- Part 3 is all about plants. What to consider planting; when to plant; where to plant; how to plant; native plants; and, container plants. It's chock full of extremely helpful information. If you're a native plant enthusiast like me, you'll enjoy the section on designing with natives.
- Part 4 will speak to those of you who garden in dryer climates and "want to evoke the illusion of watery abundance". I garden in a wet climate and this chapter still spoke to me. Dry creeks, mosaic patterns, mirrors that mimic ponds~all beautiful.

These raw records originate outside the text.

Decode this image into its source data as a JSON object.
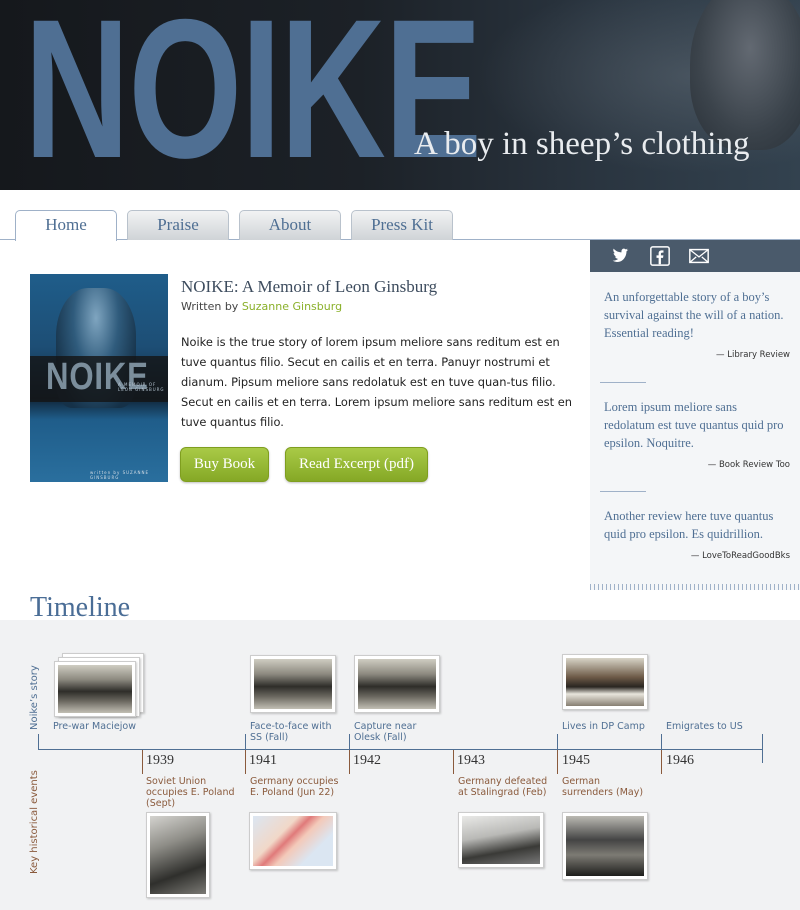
{
  "header": {
    "title": "NOIKE",
    "tagline": "A boy in sheep’s clothing"
  },
  "tabs": [
    {
      "label": "Home",
      "active": true
    },
    {
      "label": "Praise",
      "active": false
    },
    {
      "label": "About",
      "active": false
    },
    {
      "label": "Press Kit",
      "active": false
    }
  ],
  "book": {
    "cover_title": "NOIKE",
    "cover_subtitle": "A MEMOIR OF LEON GINSBURG",
    "cover_author": "written by SUZANNE GINSBURG",
    "title": "NOIKE: A Memoir of Leon Ginsburg",
    "written_by": "Written by",
    "author": "Suzanne Ginsburg",
    "description": "Noike is the true story of lorem ipsum meliore sans reditum est en tuve quantus filio. Secut en cailis et en terra. Panuyr nostrumi et dianum. Pipsum meliore sans redolatuk est en tuve quan-tus filio. Secut en cailis et en terra. Lorem ipsum meliore sans reditum est en tuve quantus filio.",
    "buy_label": "Buy Book",
    "excerpt_label": "Read Excerpt (pdf)"
  },
  "social": {
    "icons": [
      "twitter-icon",
      "facebook-icon",
      "email-icon"
    ]
  },
  "reviews": [
    {
      "quote": "An unforgettable story of a boy’s survival against the will of a nation. Essential reading!",
      "source": "— Library Review"
    },
    {
      "quote": "Lorem ipsum meliore sans redolatum est tuve quantus quid pro epsilon. Noquitre.",
      "source": "— Book Review Too"
    },
    {
      "quote": "Another review here tuve quantus quid pro epsilon. Es quidrillion.",
      "source": "— LoveToReadGoodBks"
    }
  ],
  "timeline": {
    "heading": "Timeline",
    "story_label": "Noike’s story",
    "events_label": "Key historical events",
    "years": [
      "1939",
      "1941",
      "1942",
      "1943",
      "1945",
      "1946"
    ],
    "story": [
      "Pre-war Maciejow",
      "Face-to-face with SS (Fall)",
      "Capture near Olesk (Fall)",
      "Lives in DP Camp",
      "Emigrates to US"
    ],
    "events": [
      "Soviet Union occupies E. Poland (Sept)",
      "Germany occupies E. Poland (Jun 22)",
      "Germany defeated at Stalingrad (Feb)",
      "German surrenders (May)"
    ]
  },
  "colors": {
    "brand_blue": "#4f6f93",
    "button_green": "#8ab02a",
    "sidebar_bar": "#4a5a6b"
  }
}
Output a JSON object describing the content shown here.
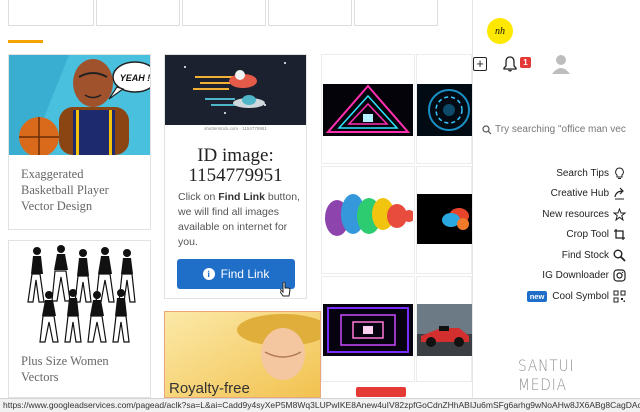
{
  "cards": {
    "basketball": {
      "caption": "Exaggerated Basketball Player Vector Design",
      "speech": "YEAH !"
    },
    "plus_size": {
      "caption": "Plus Size Women Vectors"
    },
    "promo": {
      "id_label": "ID image:",
      "id_value": "1154779951",
      "text_before": "Click on ",
      "text_bold": "Find Link",
      "text_after": " button, we will find all images available on internet for you.",
      "button_label": "Find Link",
      "watermark_small": "shutterstock.com · 1154779951"
    },
    "royalty": {
      "label": "Royalty-free"
    }
  },
  "sidebar": {
    "logo_text": "nh",
    "notification_count": "1",
    "search_placeholder": "Try searching \"office man vec",
    "menu": [
      {
        "label": "Search Tips",
        "icon": "lightbulb-icon"
      },
      {
        "label": "Creative Hub",
        "icon": "share-icon"
      },
      {
        "label": "New resources",
        "icon": "star-icon"
      },
      {
        "label": "Crop Tool",
        "icon": "crop-icon"
      },
      {
        "label": "Find Stock",
        "icon": "magnify-icon"
      },
      {
        "label": "IG Downloader",
        "icon": "instagram-icon"
      },
      {
        "label": "Cool Symbol",
        "icon": "qr-icon",
        "badge": "new"
      }
    ]
  },
  "watermark": "SANTUI MEDIA",
  "status_url": "https://www.googleadservices.com/pagead/aclk?sa=L&ai=Cadd9y4syXeP5M8Wq3LUPwIKE8Anew4uIV82zpfGoCdnZHhABIJu6mSFg6arhg9wNoAHw8JX6ABg8CagDAcgDSqoExwFP0DLRV..."
}
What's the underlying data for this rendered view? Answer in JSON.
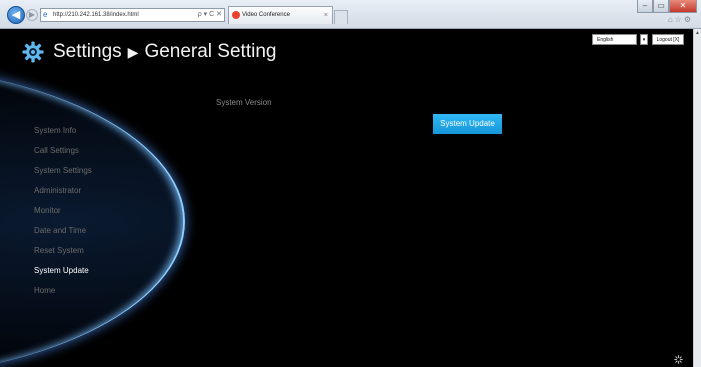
{
  "browser": {
    "address_url": "http://210.242.161.38/index.html",
    "address_controls": "ρ ▾ C ✕",
    "tab_title": "Video Conference",
    "tab_close": "×",
    "back_icon": "back-arrow-icon",
    "forward_icon": "forward-arrow-icon",
    "window_controls": {
      "minimize": "–",
      "maximize": "▭",
      "close": "✕"
    },
    "toolbar_icons": "⌂☆⚙"
  },
  "page": {
    "section": "Settings",
    "separator": "▶",
    "subsection": "General Setting",
    "header_icon": "gear-icon",
    "language": {
      "selected": "English",
      "arrow": "▾"
    },
    "logout_label": "Logout [X]",
    "system_version_label": "System Version",
    "update_button_label": "System Update",
    "accent_color": "#1ea5e8"
  },
  "sidebar": {
    "items": [
      {
        "label": "System Info"
      },
      {
        "label": "Call Settings"
      },
      {
        "label": "System Settings"
      },
      {
        "label": "Administrator"
      },
      {
        "label": "Monitor"
      },
      {
        "label": "Date and Time"
      },
      {
        "label": "Reset System"
      },
      {
        "label": "System Update",
        "active": true
      },
      {
        "label": "Home"
      }
    ]
  }
}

- Part 5 is a list of 101 water saving plants for your garden. There were plenty of plants on the list that I include in the dryer, sunnier parts of my garden, but, this is plant heaven for those of you gardening in dry climates.
|Copyright © 2016 by Pam Penick from The Water-Saving Garden|
Now it's party time!
You're all invited. Seven fantastic bloggers from across the US are participating in this Book Party and Giveaway, each of us is offering a different prize. Follow the links to each blog and leave a comment on their for a chance to win a fabulous prize.
The giveaway will run Feb. 29-March 7. The deadline for entering the drawing at Clay and Limestone is 10PM, Sunday evening, March 6, 2016. I will choose a winner using a random number generator. The winner will be announced Monday, March 7, 2016 on this blog.
One entry per person per giveaway.
You must provide a valid email address when you comment.
Winner must reside in continental U.S. for shipping purposes.
Winner must contact me to provide his/her address within 5 days to claim the giveaway; otherwise a new winner will be chosen.
WE HAVE A WINNER: EVAN WAS CHOSEN IN A RANDOM DRAWING. CONGRATULATIONS AND HAPPY GARDENING.
I'm giving away a black Epoch Rain Barrel. I have this barrel in my own garden.
Epoch Solutions rain barrels are repurposed or “upcycled” high quality food-grade drums that were destined for a landfill.
55 gallon capacity
Brass and stainless fittings
High density upcycled plastic
Leave a comment below, including your email address to get in the drawing.
Here are the links to the other prizes!
Danger Garden: Loree Bohl is giving away a Circle Pot from Potted
Digging, Pam is giving away a $100 gift certificate from High Country Gardens.
Gossip in the Garden: Rebecca Sweet is giving away a Live Succulent Planter from Boxhill
North Coast Gardening: Genevieve Schmidt is giving away 3 bags of 1/8-in. pumice (to 3 winners!) from General Pumice Products
Red Dirt Ramblings : Dee Nash is giving away a 65-Gallon Rainwater Urn from Gardener’s Supply Company
Rock Oak Deer : Shirley Fox is giving away a 50-Gallon Rain Barrel and Chesapeake Stand from the Rain Barrel Depot
Good luck and thanks for stopping by to party and celebrate Pam Penick's new book.
I moderate comments after 5 days, so if you don't see your comment immediately it's only because I haven't published it.
Photos reprinted with permission from The Water-Saving Garden, by Pam Penick, copyright © 2016, published by Ten Speed Press, an imprint of Penguin Random House LLC. Photographs copyright © 2016 by Pam Penick.
Gail Eichelberger is a gardener and therapist in Middle Tennessee. She loves wildflowers and native plants and thoroughly enjoys writing about the ones she grows at Clay and Limestone. She reminds all that the words and images are the property of the author and cannot be used without written permission.